Data about app and page elements:

........

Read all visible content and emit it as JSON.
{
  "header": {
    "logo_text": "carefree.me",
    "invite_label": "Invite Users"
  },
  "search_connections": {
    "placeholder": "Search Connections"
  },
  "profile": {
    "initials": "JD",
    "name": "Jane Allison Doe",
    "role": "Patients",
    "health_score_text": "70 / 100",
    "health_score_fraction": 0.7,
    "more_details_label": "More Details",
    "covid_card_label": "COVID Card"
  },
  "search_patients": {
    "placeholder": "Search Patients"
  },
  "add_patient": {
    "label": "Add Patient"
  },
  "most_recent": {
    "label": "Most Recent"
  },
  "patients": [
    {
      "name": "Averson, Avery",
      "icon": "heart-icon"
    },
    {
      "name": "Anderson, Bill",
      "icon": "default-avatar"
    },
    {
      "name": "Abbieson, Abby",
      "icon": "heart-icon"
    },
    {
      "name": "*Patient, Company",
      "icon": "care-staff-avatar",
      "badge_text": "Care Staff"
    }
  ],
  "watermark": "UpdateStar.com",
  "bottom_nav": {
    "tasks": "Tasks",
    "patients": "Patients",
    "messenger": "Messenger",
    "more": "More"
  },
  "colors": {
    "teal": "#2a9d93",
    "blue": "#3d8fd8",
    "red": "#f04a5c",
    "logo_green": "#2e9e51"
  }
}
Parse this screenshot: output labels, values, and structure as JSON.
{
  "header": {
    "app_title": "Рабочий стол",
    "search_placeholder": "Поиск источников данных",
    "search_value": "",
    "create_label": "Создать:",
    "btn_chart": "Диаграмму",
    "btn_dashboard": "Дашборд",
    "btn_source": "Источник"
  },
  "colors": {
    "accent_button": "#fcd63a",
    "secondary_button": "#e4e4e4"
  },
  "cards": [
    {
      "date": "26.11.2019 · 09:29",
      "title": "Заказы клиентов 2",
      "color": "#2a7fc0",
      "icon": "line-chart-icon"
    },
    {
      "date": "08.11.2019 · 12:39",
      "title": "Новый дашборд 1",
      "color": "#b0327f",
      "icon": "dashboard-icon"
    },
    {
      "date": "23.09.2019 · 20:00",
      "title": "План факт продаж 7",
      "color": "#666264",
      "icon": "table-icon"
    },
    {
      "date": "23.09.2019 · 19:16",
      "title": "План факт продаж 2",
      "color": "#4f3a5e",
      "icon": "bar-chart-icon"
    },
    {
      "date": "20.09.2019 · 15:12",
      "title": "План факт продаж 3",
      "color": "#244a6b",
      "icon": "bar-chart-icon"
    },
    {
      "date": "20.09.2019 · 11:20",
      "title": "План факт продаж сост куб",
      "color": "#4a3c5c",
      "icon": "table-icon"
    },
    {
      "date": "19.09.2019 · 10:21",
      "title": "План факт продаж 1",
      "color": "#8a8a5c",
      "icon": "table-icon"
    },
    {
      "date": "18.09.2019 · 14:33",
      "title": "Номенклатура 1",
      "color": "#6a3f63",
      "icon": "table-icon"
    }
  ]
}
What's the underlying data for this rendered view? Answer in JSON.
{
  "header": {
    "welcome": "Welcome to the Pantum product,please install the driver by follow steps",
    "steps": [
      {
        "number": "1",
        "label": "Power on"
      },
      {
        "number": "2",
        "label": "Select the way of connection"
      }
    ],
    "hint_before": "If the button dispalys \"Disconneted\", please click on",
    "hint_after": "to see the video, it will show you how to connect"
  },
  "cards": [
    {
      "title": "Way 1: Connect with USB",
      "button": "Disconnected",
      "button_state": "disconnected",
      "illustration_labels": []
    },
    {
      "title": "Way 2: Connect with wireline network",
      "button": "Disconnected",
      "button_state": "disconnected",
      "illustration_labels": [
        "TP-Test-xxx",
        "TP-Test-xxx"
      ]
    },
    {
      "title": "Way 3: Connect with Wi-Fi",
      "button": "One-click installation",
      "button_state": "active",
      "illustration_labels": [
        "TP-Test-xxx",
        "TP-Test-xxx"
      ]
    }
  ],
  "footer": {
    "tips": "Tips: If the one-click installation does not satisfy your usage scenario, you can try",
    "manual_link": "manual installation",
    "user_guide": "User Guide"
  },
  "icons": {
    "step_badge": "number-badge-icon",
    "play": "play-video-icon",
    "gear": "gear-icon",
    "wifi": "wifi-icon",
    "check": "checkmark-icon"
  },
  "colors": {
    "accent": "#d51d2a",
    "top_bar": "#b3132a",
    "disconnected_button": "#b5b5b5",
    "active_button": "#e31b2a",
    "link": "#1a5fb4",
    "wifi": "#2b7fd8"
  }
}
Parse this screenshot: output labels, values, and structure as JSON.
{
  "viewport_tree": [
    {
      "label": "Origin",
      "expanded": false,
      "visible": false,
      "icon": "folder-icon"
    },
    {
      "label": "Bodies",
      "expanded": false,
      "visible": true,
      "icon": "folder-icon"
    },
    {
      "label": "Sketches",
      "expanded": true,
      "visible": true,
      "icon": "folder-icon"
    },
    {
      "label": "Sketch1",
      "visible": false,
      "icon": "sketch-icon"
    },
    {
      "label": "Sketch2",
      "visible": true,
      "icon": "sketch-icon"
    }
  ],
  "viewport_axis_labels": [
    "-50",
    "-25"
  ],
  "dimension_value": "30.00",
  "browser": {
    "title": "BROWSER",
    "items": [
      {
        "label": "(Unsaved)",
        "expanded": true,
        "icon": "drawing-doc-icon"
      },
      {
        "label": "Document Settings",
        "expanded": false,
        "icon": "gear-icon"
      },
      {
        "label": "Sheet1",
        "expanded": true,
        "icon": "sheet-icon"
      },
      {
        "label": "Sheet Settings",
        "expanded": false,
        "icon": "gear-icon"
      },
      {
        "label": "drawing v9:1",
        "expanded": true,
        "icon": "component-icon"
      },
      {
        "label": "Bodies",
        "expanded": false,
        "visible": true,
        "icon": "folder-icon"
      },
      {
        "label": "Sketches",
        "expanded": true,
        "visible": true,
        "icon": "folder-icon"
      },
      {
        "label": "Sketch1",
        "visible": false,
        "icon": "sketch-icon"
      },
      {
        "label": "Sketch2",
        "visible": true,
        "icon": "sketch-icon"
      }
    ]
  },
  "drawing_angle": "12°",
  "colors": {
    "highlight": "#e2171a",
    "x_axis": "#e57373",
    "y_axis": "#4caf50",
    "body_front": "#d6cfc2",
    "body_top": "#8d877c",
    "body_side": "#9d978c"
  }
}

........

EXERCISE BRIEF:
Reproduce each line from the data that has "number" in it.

EXERCISE SOLUTION:
        "number": "1",
        "number": "2",
    "step_badge": "number-badge-icon",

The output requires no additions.